AVAILABLE DATA »
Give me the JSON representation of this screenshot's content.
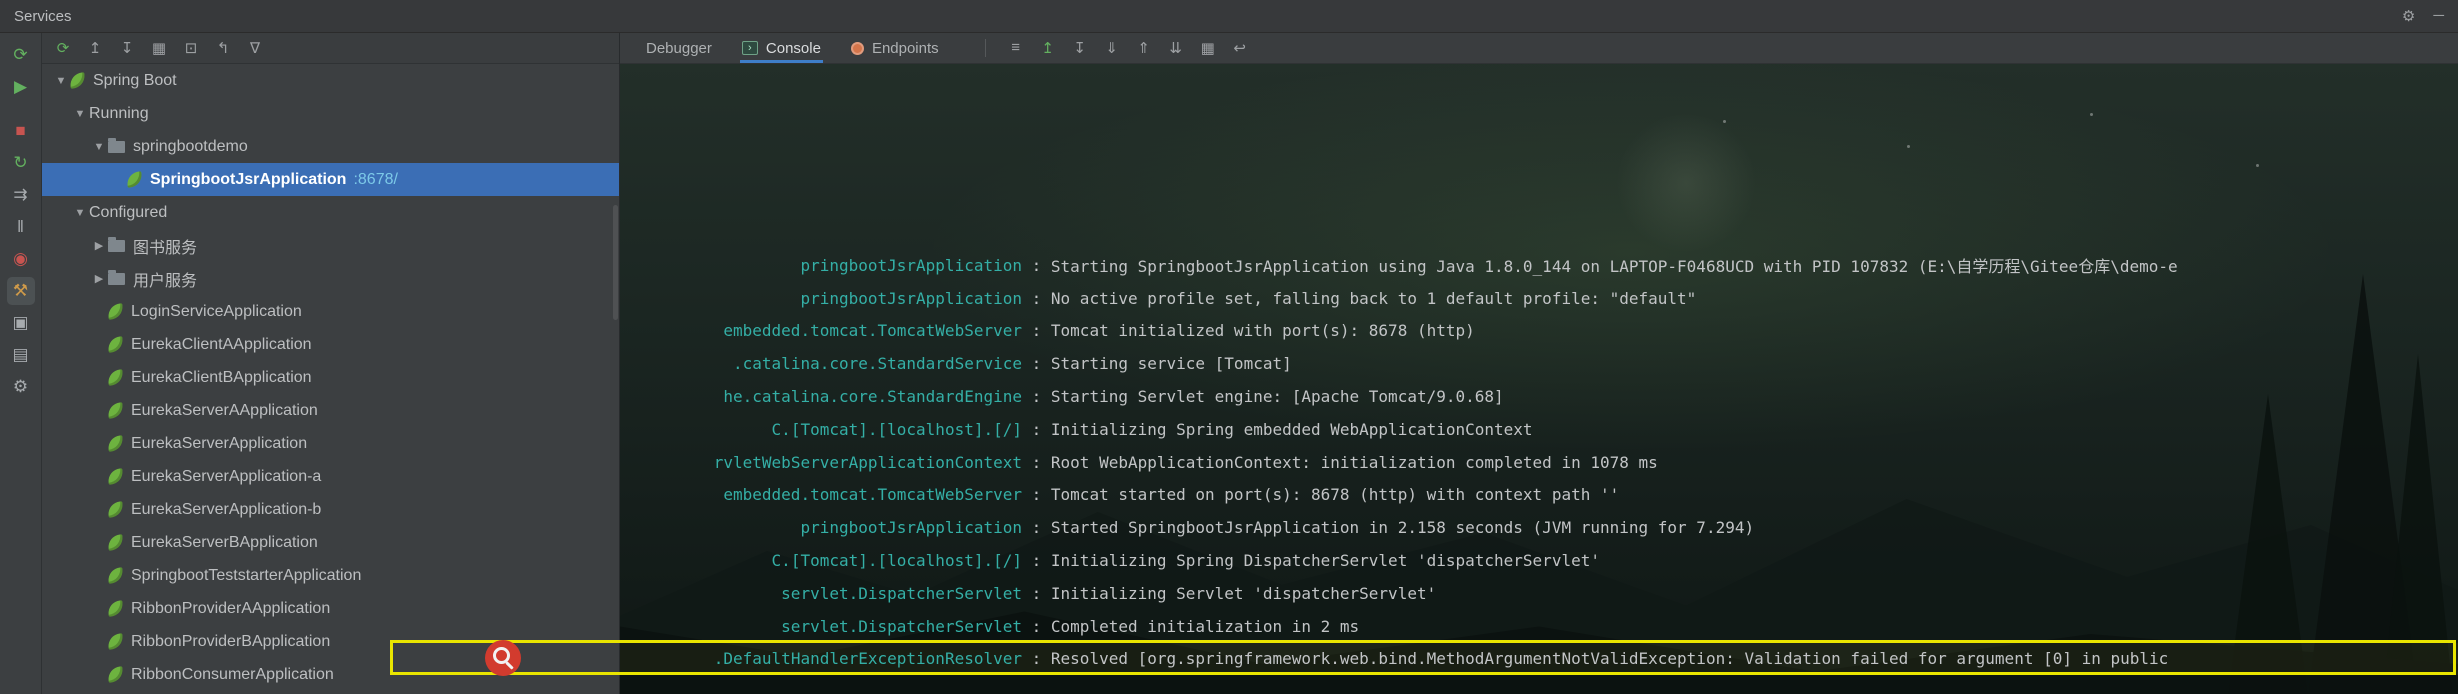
{
  "window": {
    "title": "Services"
  },
  "titlebar_icons": [
    {
      "name": "tool-window-options-icon",
      "glyph": "⚙"
    },
    {
      "name": "hide-icon",
      "glyph": "─"
    }
  ],
  "left_toolbar": [
    {
      "name": "rerun-icon",
      "glyph": "⟳",
      "color": "#63B05F"
    },
    {
      "name": "debug-icon",
      "glyph": "▶",
      "color": "#63B05F"
    },
    {
      "name": "stop-icon",
      "glyph": "■",
      "color": "#C75450",
      "gap_before": true
    },
    {
      "name": "restart-icon",
      "glyph": "↻",
      "color": "#63B05F"
    },
    {
      "name": "resume-icon",
      "glyph": "⇉",
      "color": "#A7ABAE"
    },
    {
      "name": "pause-icon",
      "glyph": "‖",
      "color": "#A7ABAE"
    },
    {
      "name": "breakpoints-icon",
      "glyph": "◉",
      "color": "#C75450"
    },
    {
      "name": "edit-configuration-icon",
      "glyph": "⚒",
      "color": "#CE9A4A",
      "highlighted": true
    },
    {
      "name": "thread-dump-icon",
      "glyph": "▣",
      "color": "#A7ABAE"
    },
    {
      "name": "layout-icon",
      "glyph": "▤",
      "color": "#A7ABAE"
    },
    {
      "name": "settings-icon",
      "glyph": "⚙",
      "color": "#A7ABAE"
    }
  ],
  "tree": {
    "toolbar": [
      {
        "name": "refresh-icon",
        "glyph": "⟳",
        "color": "#63B05F"
      },
      {
        "name": "expand-all-icon",
        "glyph": "↥",
        "color": "#9DA0A3"
      },
      {
        "name": "collapse-all-icon",
        "glyph": "↧",
        "color": "#9DA0A3"
      },
      {
        "name": "group-icon",
        "glyph": "▦",
        "color": "#9DA0A3"
      },
      {
        "name": "view-options-icon",
        "glyph": "⊡",
        "color": "#9DA0A3"
      },
      {
        "name": "previous-icon",
        "glyph": "↰",
        "color": "#9DA0A3"
      },
      {
        "name": "filter-icon",
        "glyph": "∇",
        "color": "#9DA0A3"
      }
    ],
    "items": [
      {
        "label": "Spring Boot",
        "depth": 0,
        "arrow": "▼",
        "icon": "spring-leaf"
      },
      {
        "label": "Running",
        "depth": 1,
        "arrow": "▼",
        "icon": null
      },
      {
        "label": "springbootdemo",
        "depth": 2,
        "arrow": "▼",
        "icon": "folder"
      },
      {
        "label": "SpringbootJsrApplication",
        "suffix": ":8678/",
        "depth": 3,
        "arrow": null,
        "icon": "spring-leaf",
        "selected": true
      },
      {
        "label": "Configured",
        "depth": 1,
        "arrow": "▼",
        "icon": null
      },
      {
        "label": "图书服务",
        "depth": 2,
        "arrow": "▶",
        "icon": "folder"
      },
      {
        "label": "用户服务",
        "depth": 2,
        "arrow": "▶",
        "icon": "folder"
      },
      {
        "label": "LoginServiceApplication",
        "depth": 2,
        "arrow": null,
        "icon": "spring-leaf"
      },
      {
        "label": "EurekaClientAApplication",
        "depth": 2,
        "arrow": null,
        "icon": "spring-leaf"
      },
      {
        "label": "EurekaClientBApplication",
        "depth": 2,
        "arrow": null,
        "icon": "spring-leaf"
      },
      {
        "label": "EurekaServerAApplication",
        "depth": 2,
        "arrow": null,
        "icon": "spring-leaf"
      },
      {
        "label": "EurekaServerApplication",
        "depth": 2,
        "arrow": null,
        "icon": "spring-leaf"
      },
      {
        "label": "EurekaServerApplication-a",
        "depth": 2,
        "arrow": null,
        "icon": "spring-leaf"
      },
      {
        "label": "EurekaServerApplication-b",
        "depth": 2,
        "arrow": null,
        "icon": "spring-leaf"
      },
      {
        "label": "EurekaServerBApplication",
        "depth": 2,
        "arrow": null,
        "icon": "spring-leaf"
      },
      {
        "label": "SpringbootTeststarterApplication",
        "depth": 2,
        "arrow": null,
        "icon": "spring-leaf"
      },
      {
        "label": "RibbonProviderAApplication",
        "depth": 2,
        "arrow": null,
        "icon": "spring-leaf"
      },
      {
        "label": "RibbonProviderBApplication",
        "depth": 2,
        "arrow": null,
        "icon": "spring-leaf"
      },
      {
        "label": "RibbonConsumerApplication",
        "depth": 2,
        "arrow": null,
        "icon": "spring-leaf"
      }
    ]
  },
  "console": {
    "tabs": [
      {
        "label": "Debugger",
        "selected": false
      },
      {
        "label": "Console",
        "icon": "console-icon",
        "icon_glyph": "›",
        "selected": true
      },
      {
        "label": "Endpoints",
        "icon": "endpoints-icon",
        "icon_glyph": "",
        "selected": false
      }
    ],
    "toolbar": [
      {
        "name": "settings-menu-icon",
        "glyph": "≡",
        "color": "#9DA0A3"
      },
      {
        "name": "up-stack-trace-icon",
        "glyph": "↥",
        "color": "#63B05F"
      },
      {
        "name": "down-stack-trace-icon",
        "glyph": "↧",
        "color": "#9DA0A3"
      },
      {
        "name": "scroll-to-end-icon",
        "glyph": "⇓",
        "color": "#9DA0A3"
      },
      {
        "name": "scroll-to-top-icon",
        "glyph": "⇑",
        "color": "#9DA0A3"
      },
      {
        "name": "clear-console-icon",
        "glyph": "⇊",
        "color": "#9DA0A3"
      },
      {
        "name": "print-icon",
        "glyph": "▦",
        "color": "#9DA0A3"
      },
      {
        "name": "soft-wrap-icon",
        "glyph": "↩",
        "color": "#9DA0A3"
      }
    ],
    "separator": " : ",
    "log": [
      {
        "logger": "pringbootJsrApplication",
        "message": "Starting SpringbootJsrApplication using Java 1.8.0_144 on LAPTOP-F0468UCD with PID 107832 (E:\\自学历程\\Gitee仓库\\demo-e"
      },
      {
        "logger": "pringbootJsrApplication",
        "message": "No active profile set, falling back to 1 default profile: \"default\""
      },
      {
        "logger": "embedded.tomcat.TomcatWebServer",
        "message": "Tomcat initialized with port(s): 8678 (http)"
      },
      {
        "logger": ".catalina.core.StandardService",
        "message": "Starting service [Tomcat]"
      },
      {
        "logger": "he.catalina.core.StandardEngine",
        "message": "Starting Servlet engine: [Apache Tomcat/9.0.68]"
      },
      {
        "logger": "C.[Tomcat].[localhost].[/]",
        "message": "Initializing Spring embedded WebApplicationContext"
      },
      {
        "logger": "rvletWebServerApplicationContext",
        "message": "Root WebApplicationContext: initialization completed in 1078 ms"
      },
      {
        "logger": "embedded.tomcat.TomcatWebServer",
        "message": "Tomcat started on port(s): 8678 (http) with context path ''"
      },
      {
        "logger": "pringbootJsrApplication",
        "message": "Started SpringbootJsrApplication in 2.158 seconds (JVM running for 7.294)"
      },
      {
        "logger": "C.[Tomcat].[localhost].[/]",
        "message": "Initializing Spring DispatcherServlet 'dispatcherServlet'"
      },
      {
        "logger": "servlet.DispatcherServlet",
        "message": "Initializing Servlet 'dispatcherServlet'"
      },
      {
        "logger": "servlet.DispatcherServlet",
        "message": "Completed initialization in 2 ms"
      },
      {
        "logger": ".DefaultHandlerExceptionResolver",
        "message": "Resolved [org.springframework.web.bind.MethodArgumentNotValidException: Validation failed for argument [0] in public",
        "highlighted": true
      }
    ]
  },
  "annotation": {
    "highlight_color": "#E9E500",
    "marker_color": "#D23B2E",
    "marker": "magnifier"
  },
  "colors": {
    "panel": "#3C3F41",
    "selection": "#3B6EB5",
    "logger_text": "#34AFA6",
    "spring_green": "#6DB33F",
    "tab_underline": "#3E7EC8",
    "port_link": "#7CC9E8"
  }
}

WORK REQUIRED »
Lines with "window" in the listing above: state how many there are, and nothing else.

RESULT OF THE EXERCISE »
2